Stephen King shares 22 lessons on how to be a great writer on The Business Insider.

John Scalzi shares his creative process on lifehacker.

Catherine Ryan Howard answers the question, how many drafts did you do?

Chris Winkle discusses the process of troubleshooting when you’re stuck. Mythcreants.

Can a virtuous character be interesting? The New York Times.

22 authors, including K.M. Weiland and Roz Morris, share their greatest writing challenges. Become a Writer Today.

A genre takes flight: Science Fiction. The Library Journal. The good news: epic fantasy still sells. The bad news: the dark stuff, not so much . . .

Tor.com shares 20 time travel classics.
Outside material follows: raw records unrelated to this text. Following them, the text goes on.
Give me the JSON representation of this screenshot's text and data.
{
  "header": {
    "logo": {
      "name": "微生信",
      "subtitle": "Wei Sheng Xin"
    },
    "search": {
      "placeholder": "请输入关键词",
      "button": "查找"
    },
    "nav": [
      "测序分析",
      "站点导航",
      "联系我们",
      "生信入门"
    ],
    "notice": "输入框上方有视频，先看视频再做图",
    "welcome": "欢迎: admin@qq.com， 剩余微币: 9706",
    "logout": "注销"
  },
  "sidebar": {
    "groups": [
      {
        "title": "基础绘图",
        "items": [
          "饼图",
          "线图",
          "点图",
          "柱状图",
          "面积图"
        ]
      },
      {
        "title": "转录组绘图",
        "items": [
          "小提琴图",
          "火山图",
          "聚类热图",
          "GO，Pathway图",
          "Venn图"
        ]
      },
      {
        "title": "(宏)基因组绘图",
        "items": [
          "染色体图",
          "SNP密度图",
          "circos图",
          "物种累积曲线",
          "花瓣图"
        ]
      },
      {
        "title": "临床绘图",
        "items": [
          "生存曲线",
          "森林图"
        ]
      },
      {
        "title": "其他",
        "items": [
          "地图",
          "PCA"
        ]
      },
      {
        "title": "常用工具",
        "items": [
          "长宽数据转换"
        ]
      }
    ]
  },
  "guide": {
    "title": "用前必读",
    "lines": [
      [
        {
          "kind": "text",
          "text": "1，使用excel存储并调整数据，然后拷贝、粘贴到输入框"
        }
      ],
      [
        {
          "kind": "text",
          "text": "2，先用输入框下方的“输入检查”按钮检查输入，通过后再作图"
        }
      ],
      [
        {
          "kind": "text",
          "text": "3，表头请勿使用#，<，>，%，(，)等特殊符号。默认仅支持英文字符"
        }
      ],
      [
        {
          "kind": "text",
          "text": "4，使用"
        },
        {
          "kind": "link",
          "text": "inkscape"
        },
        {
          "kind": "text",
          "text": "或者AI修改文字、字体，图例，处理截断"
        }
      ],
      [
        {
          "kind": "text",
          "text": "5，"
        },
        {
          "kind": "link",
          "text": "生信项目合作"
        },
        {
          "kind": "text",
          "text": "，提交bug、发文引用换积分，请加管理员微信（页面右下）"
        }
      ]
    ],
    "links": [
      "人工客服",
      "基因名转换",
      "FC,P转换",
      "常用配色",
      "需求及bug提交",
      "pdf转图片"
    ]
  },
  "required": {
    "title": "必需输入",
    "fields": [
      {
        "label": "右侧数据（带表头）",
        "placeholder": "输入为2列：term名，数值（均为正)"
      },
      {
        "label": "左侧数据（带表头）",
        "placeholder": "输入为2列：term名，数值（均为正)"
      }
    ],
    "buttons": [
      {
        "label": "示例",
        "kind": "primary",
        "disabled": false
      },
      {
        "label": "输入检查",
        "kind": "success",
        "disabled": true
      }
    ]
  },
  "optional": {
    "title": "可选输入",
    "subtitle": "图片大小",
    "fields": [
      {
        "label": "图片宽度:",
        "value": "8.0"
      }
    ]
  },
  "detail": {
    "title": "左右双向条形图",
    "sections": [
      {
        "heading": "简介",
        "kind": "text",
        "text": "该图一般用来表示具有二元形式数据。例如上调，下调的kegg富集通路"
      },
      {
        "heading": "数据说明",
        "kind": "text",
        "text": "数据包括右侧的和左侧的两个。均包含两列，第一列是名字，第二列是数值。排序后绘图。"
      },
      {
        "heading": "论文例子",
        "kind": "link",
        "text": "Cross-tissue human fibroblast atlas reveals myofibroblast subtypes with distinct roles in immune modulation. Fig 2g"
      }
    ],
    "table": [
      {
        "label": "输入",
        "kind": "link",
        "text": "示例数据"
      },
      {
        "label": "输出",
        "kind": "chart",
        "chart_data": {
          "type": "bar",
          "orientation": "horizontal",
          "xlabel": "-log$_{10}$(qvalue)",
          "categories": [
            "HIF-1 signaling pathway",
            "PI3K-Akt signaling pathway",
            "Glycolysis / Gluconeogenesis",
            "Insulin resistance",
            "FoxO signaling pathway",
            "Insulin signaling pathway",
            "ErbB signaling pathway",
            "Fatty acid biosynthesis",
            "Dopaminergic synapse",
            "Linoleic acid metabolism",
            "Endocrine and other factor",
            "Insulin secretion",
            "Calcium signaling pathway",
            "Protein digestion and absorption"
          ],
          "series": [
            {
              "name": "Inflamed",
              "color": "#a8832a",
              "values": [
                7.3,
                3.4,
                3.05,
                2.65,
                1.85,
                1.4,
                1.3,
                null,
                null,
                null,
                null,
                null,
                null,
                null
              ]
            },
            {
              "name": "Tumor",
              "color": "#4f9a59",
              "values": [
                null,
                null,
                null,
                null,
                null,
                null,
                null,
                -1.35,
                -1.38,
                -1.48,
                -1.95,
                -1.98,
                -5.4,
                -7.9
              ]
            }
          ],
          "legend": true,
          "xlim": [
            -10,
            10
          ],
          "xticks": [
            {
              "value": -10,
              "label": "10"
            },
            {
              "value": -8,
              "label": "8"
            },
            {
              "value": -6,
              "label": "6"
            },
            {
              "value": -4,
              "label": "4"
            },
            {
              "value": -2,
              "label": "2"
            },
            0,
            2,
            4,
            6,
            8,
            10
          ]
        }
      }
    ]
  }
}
Ten Old English insults that could be band names. Anglophenia.

Geekster Ink Shares twenty images of women in practical armour.

Tipsday

The Red Band Deadpool trailer is def NSFW.

Tipsday will be beck next Tuesday with more Writerly Goodness.

Tipsday: Writerly Goodness found on the interwebz, Nov 30-Dec 6, 2014

Here’s another post and podcast on theme from K.M. Weiland. This theme stuff is a little brain-twisty. Katie makes it accessible without getting didactic. That’s exactly what you have to do with your theme.

Jane Kisacky writes about literary hypochondria for Writer Unboxed.

Ruth Harris wrote this wonderful post for Anne R. Allen’s blog on managing your social media for sanity.

Listen to the Creative Penn podcast. This week’s guest: David Farland 🙂

What Catherine Ryan Howard learned about rejection. Catherine, caffeinated.

Karen Thompson Walker. What fear teaches us. TED Talk.

 

11 books aspiring writers should read. Bustle.

25 words you should add to your vocabulary.

Pixar’s 22 rules of phenomenal storytelling.

Chuck Wendig’s simple, no-fuckery plan to write and the no-fooling, fix-that-shit plan to finish your goddamned novel.

Last week, we learned that readers have more empathy. This week, writers are proven to have better coping skills and better physical resilience. Go figure. Arts.Mic.

I think this might go along with last week’s reader discovery. Book ban in prison repealed. BBC.

How not to build a future society. BBC.

If any of you out there are like me, you’re in agony waiting for April and the resumption of the Outlander season. Here’s a little teaser for you to tide you over courtesy of The Nerdist.

I am a BIG B5 fan, so when I read about a reboot movie, I was vibrating on a higher level. Ars technica.

The Saturday Evening Post DC superhero series by Juan Carlos Ruiz Burgos. Deviant Art. I waffled about whether to put this on the Tipsday post or the Thoughty Thursday post.

The Creative Arts Shop on Etsy offers Doctor Who themed merchandise. I kind of like the fingerless gloves meself.

Buzzfeed presents some awesome writing nooks.

The science of Shakespeare on CBC’s Ideas.

Do you write in your books? Consider this post by Tim Parks for The New York Review of Books.

Tipsday

Tipsday: Writerly Goodness found on the interwebz, Oct 12-18, 2014

Lots of writerly tools for your kit. NaNoWriMo prep, Scrivener tricks, and moar!

Catherine Ryan Howard gives us a sneak peek of Self-Printed: The Sane Person’s Guide to Self-Publishing, 3rd Edition. See why Roz Morris thinks of this book as one of her go to references 🙂

Speaking of Roz, here’s here next installment in the novels aren’t movies series: How to write great description in prose.

K.M. Weiland answers the most frequently asked question to come out of her character arcs series of posts: How do you write a character arc over a series?

We all know what a protagonist and an antagonist are (or we should), but what’s a contagonist? Katie answers that question and describes how best to use one in your novel in her weekly vlog.

Becca Puglisi posts eleven novelist-tested (writer’s) blockbusters on Writers Helping Writers.

Janice Hardy continues the NaNoWriMo prep from last week with her post on planning the middle of your novel.

And the third in Janice’s series, planning the end of your novel. Fiction University.

Jami Gold shares her thoughts on NaNo prep as well. Are you ready to start drafting?

Chuck Wendig posts about what you need to know about guns to write them right.

How to create a character sketch using Scrivener, from Matt Herron for The Write Practice.

In related news, Sherry D. Ramsey shows us how to create a submission tracker in Scrivener.

Nina Munteanu explores archetypes in the second part of her hero’s journey series.

See you on Thursday 🙂

Tipsday